** Data follows **

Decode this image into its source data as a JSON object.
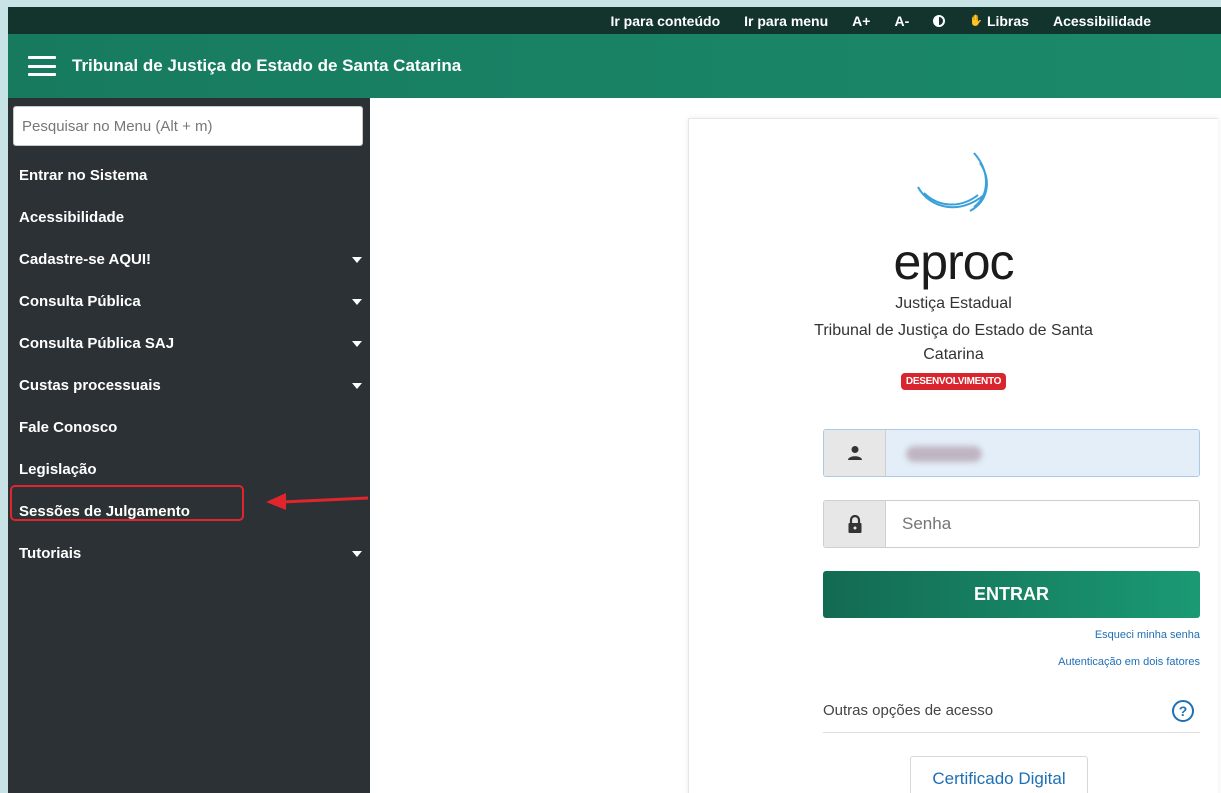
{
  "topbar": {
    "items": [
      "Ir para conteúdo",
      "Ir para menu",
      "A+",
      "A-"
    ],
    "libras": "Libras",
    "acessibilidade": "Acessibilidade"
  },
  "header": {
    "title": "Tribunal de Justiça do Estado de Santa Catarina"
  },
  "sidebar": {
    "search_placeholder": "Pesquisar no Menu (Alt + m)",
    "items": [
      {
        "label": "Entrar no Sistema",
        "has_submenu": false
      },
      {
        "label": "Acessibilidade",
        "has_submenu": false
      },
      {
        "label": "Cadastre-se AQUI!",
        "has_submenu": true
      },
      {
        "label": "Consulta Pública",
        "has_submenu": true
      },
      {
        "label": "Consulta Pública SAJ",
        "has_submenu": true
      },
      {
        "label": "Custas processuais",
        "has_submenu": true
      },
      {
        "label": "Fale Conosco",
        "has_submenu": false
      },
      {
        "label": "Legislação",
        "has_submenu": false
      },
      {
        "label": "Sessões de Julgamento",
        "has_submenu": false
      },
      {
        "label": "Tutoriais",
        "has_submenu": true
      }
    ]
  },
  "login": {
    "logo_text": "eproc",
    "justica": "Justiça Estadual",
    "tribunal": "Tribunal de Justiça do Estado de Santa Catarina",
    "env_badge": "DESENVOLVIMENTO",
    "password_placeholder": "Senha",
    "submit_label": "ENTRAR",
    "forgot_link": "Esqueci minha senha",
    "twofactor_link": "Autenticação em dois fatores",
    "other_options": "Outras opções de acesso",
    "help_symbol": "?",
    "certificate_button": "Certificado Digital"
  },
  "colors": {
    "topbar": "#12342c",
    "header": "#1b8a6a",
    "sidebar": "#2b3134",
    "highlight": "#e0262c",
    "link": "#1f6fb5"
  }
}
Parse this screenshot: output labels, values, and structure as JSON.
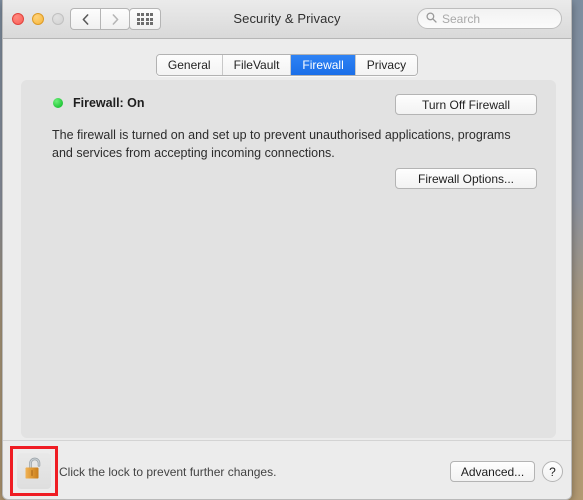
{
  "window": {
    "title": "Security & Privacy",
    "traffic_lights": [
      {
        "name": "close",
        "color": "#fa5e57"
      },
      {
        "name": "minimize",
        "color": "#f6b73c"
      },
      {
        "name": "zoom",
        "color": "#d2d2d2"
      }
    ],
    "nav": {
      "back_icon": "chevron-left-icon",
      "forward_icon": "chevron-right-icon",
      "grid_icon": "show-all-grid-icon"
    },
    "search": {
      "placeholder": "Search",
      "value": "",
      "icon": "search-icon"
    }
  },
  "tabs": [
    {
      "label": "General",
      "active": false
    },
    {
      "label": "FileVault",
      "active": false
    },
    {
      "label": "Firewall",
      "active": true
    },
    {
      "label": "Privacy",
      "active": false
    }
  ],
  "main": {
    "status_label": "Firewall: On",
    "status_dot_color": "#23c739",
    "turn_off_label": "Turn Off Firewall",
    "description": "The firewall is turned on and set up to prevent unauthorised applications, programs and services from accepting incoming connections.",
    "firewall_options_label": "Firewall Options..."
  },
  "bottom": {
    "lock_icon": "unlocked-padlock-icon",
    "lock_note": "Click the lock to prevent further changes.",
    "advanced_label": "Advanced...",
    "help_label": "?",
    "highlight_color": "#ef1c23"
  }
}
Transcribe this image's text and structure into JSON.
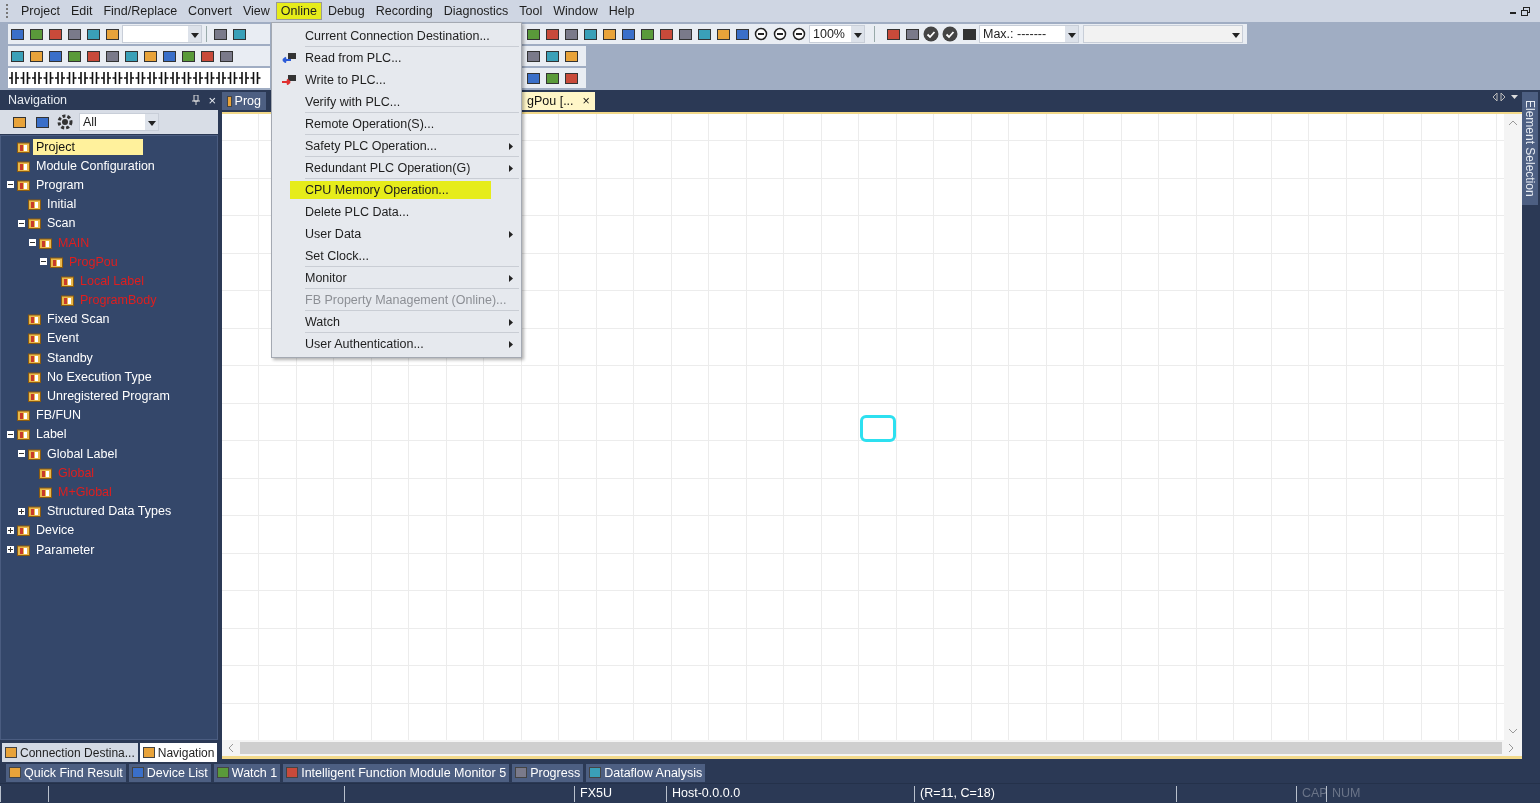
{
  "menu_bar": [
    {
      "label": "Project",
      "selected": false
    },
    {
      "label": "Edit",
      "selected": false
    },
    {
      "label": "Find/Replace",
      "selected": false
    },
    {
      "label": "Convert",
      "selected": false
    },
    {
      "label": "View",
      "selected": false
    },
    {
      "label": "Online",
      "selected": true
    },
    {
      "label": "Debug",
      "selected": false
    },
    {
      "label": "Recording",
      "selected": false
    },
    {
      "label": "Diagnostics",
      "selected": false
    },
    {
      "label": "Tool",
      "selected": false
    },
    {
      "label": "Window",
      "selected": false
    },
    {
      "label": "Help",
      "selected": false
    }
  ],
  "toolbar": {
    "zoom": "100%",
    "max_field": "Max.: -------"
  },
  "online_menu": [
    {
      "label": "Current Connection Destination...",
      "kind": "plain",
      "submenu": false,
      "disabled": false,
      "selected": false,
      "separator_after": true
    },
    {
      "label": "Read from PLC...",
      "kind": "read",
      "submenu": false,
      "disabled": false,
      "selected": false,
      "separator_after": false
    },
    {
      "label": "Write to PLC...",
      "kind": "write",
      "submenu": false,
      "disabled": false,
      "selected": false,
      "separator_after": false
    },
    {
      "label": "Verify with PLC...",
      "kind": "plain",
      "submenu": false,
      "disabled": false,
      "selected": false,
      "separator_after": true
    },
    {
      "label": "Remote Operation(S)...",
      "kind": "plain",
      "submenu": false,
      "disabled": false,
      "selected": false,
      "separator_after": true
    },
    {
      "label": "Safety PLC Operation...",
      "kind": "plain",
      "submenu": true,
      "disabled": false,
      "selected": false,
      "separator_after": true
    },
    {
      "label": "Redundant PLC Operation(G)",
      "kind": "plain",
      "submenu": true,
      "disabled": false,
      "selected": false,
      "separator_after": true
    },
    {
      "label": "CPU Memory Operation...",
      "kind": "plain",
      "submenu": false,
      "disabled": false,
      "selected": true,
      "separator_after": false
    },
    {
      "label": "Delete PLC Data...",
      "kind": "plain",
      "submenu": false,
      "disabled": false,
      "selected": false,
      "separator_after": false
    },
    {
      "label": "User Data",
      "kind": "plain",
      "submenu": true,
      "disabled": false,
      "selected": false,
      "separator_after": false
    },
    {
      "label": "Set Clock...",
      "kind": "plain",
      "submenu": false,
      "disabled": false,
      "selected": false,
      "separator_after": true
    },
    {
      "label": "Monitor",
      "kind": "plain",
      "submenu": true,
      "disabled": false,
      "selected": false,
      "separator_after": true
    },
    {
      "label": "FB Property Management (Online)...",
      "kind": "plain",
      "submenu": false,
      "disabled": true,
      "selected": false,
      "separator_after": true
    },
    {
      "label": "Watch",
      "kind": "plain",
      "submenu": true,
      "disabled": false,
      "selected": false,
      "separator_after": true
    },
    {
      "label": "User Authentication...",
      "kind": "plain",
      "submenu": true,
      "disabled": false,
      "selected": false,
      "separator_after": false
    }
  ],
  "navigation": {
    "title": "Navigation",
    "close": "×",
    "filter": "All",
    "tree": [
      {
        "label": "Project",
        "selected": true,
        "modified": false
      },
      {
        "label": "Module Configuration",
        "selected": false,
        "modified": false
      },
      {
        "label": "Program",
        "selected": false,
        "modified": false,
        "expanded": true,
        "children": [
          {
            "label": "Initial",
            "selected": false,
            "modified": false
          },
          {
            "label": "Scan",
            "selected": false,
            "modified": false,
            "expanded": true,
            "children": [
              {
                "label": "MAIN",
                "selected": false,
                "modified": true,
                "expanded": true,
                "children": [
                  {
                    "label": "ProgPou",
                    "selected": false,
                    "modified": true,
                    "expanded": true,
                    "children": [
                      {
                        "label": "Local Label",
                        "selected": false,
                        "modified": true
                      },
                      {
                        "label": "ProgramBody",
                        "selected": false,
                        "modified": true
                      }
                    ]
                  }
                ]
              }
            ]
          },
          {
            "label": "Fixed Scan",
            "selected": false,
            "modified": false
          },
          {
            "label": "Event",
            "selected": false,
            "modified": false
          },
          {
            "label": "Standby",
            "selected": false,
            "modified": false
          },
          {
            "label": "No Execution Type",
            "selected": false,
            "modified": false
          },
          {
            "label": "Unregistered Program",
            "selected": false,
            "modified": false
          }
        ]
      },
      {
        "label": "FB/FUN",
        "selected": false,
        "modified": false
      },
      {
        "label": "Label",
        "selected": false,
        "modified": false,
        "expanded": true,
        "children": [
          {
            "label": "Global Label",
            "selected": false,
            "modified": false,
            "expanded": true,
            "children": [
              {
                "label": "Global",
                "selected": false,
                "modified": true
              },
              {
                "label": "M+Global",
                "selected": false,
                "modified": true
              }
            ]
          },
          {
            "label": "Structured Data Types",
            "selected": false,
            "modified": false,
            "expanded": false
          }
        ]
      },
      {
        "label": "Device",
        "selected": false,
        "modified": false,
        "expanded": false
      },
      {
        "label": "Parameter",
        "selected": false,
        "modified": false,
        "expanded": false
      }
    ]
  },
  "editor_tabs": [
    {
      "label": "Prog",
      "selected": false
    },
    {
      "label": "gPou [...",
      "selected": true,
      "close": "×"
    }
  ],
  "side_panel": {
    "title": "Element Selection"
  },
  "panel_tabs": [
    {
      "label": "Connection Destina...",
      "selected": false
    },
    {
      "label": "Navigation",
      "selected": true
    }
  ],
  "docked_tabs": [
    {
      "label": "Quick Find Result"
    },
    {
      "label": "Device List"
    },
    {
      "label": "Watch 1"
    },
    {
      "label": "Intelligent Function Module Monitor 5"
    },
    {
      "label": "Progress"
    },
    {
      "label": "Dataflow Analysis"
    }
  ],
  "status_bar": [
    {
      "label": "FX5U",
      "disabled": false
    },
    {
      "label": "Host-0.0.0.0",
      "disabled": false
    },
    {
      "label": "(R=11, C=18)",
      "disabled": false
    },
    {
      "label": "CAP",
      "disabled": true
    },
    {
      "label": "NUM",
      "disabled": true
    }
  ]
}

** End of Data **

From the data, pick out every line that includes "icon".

      "back_icon": "chevron-left-icon",
      "forward_icon": "chevron-right-icon",
      "grid_icon": "show-all-grid-icon"
      "icon": "search-icon"
    "lock_icon": "unlocked-padlock-icon",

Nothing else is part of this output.